### Prompt
The expected reply is all of the data, returned exactly.

[Entries taken from a collection]
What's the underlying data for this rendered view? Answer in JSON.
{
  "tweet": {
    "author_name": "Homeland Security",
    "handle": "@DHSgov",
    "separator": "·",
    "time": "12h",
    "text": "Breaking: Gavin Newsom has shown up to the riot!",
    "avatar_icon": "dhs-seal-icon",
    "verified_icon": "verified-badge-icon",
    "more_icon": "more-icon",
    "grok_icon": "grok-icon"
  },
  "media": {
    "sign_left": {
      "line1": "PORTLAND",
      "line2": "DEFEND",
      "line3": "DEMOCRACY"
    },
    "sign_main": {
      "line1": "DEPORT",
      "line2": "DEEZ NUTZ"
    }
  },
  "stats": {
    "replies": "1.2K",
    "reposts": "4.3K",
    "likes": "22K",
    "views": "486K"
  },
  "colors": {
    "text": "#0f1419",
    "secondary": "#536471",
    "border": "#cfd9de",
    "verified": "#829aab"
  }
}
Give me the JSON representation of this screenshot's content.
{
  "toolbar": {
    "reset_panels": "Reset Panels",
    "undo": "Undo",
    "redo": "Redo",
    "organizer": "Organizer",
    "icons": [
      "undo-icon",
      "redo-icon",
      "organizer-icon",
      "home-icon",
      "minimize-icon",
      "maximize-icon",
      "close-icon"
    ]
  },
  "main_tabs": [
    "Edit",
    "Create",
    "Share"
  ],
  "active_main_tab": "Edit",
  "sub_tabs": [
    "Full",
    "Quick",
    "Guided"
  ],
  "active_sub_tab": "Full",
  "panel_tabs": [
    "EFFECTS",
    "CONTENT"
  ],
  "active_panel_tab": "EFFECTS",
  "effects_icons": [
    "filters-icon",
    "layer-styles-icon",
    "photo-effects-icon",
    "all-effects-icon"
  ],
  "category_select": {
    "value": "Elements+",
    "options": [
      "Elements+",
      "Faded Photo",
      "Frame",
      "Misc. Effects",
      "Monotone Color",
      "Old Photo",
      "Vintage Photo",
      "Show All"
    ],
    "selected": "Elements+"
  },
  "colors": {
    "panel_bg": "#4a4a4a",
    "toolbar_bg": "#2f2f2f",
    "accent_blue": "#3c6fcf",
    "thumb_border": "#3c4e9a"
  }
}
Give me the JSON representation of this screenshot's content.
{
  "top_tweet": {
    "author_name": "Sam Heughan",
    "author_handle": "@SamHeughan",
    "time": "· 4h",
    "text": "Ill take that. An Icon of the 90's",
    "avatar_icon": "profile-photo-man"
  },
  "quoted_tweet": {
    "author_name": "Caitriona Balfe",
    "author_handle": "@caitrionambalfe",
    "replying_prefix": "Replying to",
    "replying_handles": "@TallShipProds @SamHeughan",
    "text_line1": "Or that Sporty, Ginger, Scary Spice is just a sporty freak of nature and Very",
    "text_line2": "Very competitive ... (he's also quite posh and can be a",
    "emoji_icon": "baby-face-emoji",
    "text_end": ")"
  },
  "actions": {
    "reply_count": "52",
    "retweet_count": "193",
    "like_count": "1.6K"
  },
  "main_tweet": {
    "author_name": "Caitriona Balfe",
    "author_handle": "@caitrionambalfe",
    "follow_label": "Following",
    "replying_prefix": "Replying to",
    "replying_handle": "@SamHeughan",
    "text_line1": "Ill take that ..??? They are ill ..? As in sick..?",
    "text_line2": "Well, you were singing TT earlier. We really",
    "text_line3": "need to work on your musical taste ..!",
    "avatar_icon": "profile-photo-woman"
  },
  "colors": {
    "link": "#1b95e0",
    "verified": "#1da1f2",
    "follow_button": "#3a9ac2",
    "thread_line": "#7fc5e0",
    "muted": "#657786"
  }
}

### Answer box
What's the underlying data for this rendered view? Answer in JSON.
{
  "tweet": {
    "author_name": "Homeland Security",
    "handle": "@DHSgov",
    "separator": "·",
    "time": "12h",
    "text": "Breaking: Gavin Newsom has shown up to the riot!",
    "avatar_icon": "dhs-seal-icon",
    "verified_icon": "verified-badge-icon",
    "more_icon": "more-icon",
    "grok_icon": "grok-icon"
  },
  "media": {
    "sign_left": {
      "line1": "PORTLAND",
      "line2": "DEFEND",
      "line3": "DEMOCRACY"
    },
    "sign_main": {
      "line1": "DEPORT",
      "line2": "DEEZ NUTZ"
    }
  },
  "stats": {
    "replies": "1.2K",
    "reposts": "4.3K",
    "likes": "22K",
    "views": "486K"
  },
  "colors": {
    "text": "#0f1419",
    "secondary": "#536471",
    "border": "#cfd9de",
    "verified": "#829aab"
  }
}
Give me the JSON representation of this screenshot's content.
{
  "toolbar": {
    "reset_panels": "Reset Panels",
    "undo": "Undo",
    "redo": "Redo",
    "organizer": "Organizer",
    "icons": [
      "undo-icon",
      "redo-icon",
      "organizer-icon",
      "home-icon",
      "minimize-icon",
      "maximize-icon",
      "close-icon"
    ]
  },
  "main_tabs": [
    "Edit",
    "Create",
    "Share"
  ],
  "active_main_tab": "Edit",
  "sub_tabs": [
    "Full",
    "Quick",
    "Guided"
  ],
  "active_sub_tab": "Full",
  "panel_tabs": [
    "EFFECTS",
    "CONTENT"
  ],
  "active_panel_tab": "EFFECTS",
  "effects_icons": [
    "filters-icon",
    "layer-styles-icon",
    "photo-effects-icon",
    "all-effects-icon"
  ],
  "category_select": {
    "value": "Elements+",
    "options": [
      "Elements+",
      "Faded Photo",
      "Frame",
      "Misc. Effects",
      "Monotone Color",
      "Old Photo",
      "Vintage Photo",
      "Show All"
    ],
    "selected": "Elements+"
  },
  "colors": {
    "panel_bg": "#4a4a4a",
    "toolbar_bg": "#2f2f2f",
    "accent_blue": "#3c6fcf",
    "thumb_border": "#3c4e9a"
  }
}
Give me the JSON representation of this screenshot's content.
{
  "top_tweet": {
    "author_name": "Sam Heughan",
    "author_handle": "@SamHeughan",
    "time": "· 4h",
    "text": "Ill take that. An Icon of the 90's",
    "avatar_icon": "profile-photo-man"
  },
  "quoted_tweet": {
    "author_name": "Caitriona Balfe",
    "author_handle": "@caitrionambalfe",
    "replying_prefix": "Replying to",
    "replying_handles": "@TallShipProds @SamHeughan",
    "text_line1": "Or that Sporty, Ginger, Scary Spice is just a sporty freak of nature and Very",
    "text_line2": "Very competitive ... (he's also quite posh and can be a",
    "emoji_icon": "baby-face-emoji",
    "text_end": ")"
  },
  "actions": {
    "reply_count": "52",
    "retweet_count": "193",
    "like_count": "1.6K"
  },
  "main_tweet": {
    "author_name": "Caitriona Balfe",
    "author_handle": "@caitrionambalfe",
    "follow_label": "Following",
    "replying_prefix": "Replying to",
    "replying_handle": "@SamHeughan",
    "text_line1": "Ill take that ..??? They are ill ..? As in sick..?",
    "text_line2": "Well, you were singing TT earlier. We really",
    "text_line3": "need to work on your musical taste ..!",
    "avatar_icon": "profile-photo-woman"
  },
  "colors": {
    "link": "#1b95e0",
    "verified": "#1da1f2",
    "follow_button": "#3a9ac2",
    "thread_line": "#7fc5e0",
    "muted": "#657786"
  }
}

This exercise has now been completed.